Road traffic in England and Wales could grow by as much as 54% between 2025 and 2060 according to the latest analysis by the Department for Transport (DfT).
The National Road Traffic Projections 2022 study says that under all the scenarios tested, traffic volume is set to rise with the most modest estimate being an increase of 8%.
Under the ‘core’ scenario traffic could rise by 22%.
There will be corresponding growth in delays which could go up by anywhere between 6% and 85% over the same period, as measured in “average delay per vehicle per mile in seconds”.
However, under all of the projections “tailpipe CO2e emissions from road transport are projected to fall by between 34% and 98% by 2060”, says the DfT.
The report warns that “there is significant uncertainty in long term travel demand.”
The factors with the biggest influence on future traffic volume are:
number and type of households
But there are other influences:
“The lowest levels of traffic are seen in the Behavioural Change Scenario which assumes increased flexible working, online shopping and reduced rates of driving licence holding among younger cohorts.”
The roll out of driverless cars could also have a large impact:
“The highest growth is seen in the Technology Scenario which assumes high and fast uptake of connected and autonomous vehicles (AVs) and high and fast uptake of electric vehicles (EVs) which are assumed to maintain their current cost advantage over petrol and diesel vehicles. This is just one potential future with AVs which assumes increased trip making for the elderly and increased driving licence holding for all. In this scenario, traffic is projected to grow by 54% between 2025 and 2060.”
Steve Gooding, Director of the RAC Foundation, said: “There are currently 5.9 million licence holders aged 70 or over in Britain so we know the demand for mobility is there amongst those of a senior age. In the foreseeable future automated vehicles offer the tantalising prospect of independence for the many millions more people who fall into the older age group but for whatever reason – cost, medical impairment – don’t currently drive.

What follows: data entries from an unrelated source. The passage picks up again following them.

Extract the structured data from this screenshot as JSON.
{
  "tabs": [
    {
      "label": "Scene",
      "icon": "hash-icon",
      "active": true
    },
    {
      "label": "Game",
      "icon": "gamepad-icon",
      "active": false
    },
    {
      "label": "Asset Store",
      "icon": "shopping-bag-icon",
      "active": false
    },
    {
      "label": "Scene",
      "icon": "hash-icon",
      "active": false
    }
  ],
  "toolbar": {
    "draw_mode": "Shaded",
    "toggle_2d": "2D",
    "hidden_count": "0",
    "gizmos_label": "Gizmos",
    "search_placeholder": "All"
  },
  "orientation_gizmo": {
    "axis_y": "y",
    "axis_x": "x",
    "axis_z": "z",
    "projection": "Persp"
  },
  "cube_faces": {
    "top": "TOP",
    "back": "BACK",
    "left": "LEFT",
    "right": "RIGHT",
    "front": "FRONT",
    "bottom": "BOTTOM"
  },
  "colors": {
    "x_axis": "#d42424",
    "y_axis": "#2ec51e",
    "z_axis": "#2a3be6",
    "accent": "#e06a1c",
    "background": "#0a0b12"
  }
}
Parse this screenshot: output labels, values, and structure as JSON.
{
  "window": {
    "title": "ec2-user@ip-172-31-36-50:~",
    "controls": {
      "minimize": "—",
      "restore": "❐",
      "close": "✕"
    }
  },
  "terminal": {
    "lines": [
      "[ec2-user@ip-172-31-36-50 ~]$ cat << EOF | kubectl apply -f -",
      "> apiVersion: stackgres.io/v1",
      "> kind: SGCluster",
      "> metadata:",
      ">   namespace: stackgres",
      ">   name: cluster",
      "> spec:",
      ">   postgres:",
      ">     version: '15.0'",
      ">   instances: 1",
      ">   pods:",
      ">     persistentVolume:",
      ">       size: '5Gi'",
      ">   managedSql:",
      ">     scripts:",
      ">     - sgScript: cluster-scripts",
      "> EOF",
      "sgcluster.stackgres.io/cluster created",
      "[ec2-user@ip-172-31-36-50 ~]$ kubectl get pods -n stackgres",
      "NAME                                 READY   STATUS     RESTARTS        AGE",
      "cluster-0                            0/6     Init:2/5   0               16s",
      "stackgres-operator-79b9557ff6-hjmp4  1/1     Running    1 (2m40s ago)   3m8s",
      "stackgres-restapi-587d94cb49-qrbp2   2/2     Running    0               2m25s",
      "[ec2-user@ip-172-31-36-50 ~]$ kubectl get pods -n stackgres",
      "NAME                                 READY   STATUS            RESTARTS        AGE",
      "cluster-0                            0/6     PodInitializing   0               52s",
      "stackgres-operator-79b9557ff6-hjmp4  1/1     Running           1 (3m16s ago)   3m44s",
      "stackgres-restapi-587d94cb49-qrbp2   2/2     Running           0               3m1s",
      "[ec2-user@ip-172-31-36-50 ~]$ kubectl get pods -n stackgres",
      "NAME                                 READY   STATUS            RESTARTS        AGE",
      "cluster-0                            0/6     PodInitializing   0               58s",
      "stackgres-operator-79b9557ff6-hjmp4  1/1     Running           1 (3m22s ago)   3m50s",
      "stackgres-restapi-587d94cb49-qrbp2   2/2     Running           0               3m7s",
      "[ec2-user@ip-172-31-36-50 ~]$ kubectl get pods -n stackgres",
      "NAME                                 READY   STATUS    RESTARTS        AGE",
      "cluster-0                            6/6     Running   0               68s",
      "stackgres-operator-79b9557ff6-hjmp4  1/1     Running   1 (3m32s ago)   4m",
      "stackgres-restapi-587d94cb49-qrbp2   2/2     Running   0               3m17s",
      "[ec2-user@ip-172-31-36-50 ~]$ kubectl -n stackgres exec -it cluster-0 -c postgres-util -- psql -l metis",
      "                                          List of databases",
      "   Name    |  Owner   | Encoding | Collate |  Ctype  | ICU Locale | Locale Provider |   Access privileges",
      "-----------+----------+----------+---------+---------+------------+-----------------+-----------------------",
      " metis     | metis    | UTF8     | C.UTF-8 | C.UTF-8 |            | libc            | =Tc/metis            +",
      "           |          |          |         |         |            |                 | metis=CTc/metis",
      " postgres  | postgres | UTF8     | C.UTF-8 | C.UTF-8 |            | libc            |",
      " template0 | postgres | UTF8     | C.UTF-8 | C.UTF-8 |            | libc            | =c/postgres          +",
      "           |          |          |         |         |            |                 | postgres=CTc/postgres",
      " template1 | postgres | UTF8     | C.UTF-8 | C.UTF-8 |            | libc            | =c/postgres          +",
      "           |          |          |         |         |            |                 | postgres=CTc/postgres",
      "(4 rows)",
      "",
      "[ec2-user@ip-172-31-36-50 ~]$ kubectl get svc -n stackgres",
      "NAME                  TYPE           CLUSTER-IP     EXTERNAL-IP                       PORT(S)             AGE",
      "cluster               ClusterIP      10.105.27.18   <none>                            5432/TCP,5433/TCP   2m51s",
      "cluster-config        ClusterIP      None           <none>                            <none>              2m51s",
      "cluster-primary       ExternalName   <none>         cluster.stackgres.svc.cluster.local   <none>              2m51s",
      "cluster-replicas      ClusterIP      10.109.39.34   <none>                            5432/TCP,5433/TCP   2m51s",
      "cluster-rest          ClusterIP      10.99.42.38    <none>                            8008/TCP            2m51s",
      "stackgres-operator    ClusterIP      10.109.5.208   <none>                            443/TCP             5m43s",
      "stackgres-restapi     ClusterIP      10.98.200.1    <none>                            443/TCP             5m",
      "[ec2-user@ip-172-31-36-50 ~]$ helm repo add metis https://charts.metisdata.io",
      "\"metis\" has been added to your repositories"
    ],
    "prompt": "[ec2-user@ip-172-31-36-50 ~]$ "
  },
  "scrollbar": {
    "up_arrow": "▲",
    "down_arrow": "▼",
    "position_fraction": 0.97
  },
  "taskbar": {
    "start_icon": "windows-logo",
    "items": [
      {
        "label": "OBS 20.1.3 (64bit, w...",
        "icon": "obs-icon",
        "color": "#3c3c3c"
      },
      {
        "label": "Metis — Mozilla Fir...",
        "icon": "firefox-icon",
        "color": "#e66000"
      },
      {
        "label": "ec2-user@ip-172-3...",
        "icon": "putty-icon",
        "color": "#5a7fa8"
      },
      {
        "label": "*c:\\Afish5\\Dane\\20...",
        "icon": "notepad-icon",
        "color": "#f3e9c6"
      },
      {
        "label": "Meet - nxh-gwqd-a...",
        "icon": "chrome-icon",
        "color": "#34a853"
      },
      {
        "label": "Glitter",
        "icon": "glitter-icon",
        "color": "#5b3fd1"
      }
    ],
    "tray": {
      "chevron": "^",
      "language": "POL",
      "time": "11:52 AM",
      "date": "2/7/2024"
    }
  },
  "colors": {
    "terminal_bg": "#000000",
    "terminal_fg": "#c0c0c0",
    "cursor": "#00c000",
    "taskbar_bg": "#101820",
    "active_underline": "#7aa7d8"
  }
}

“The big question, is not whether the technology will work, but how it will be made available? If everyone insists on having their own driverless car then traffic volume, and parking pressures, will rise. However, if we are prepared to access these vehicles ‘on demand’ and forego personal ownership then we could have a win-win situation: quieter roads, fewer cars shared by the many, and cheaper transport.”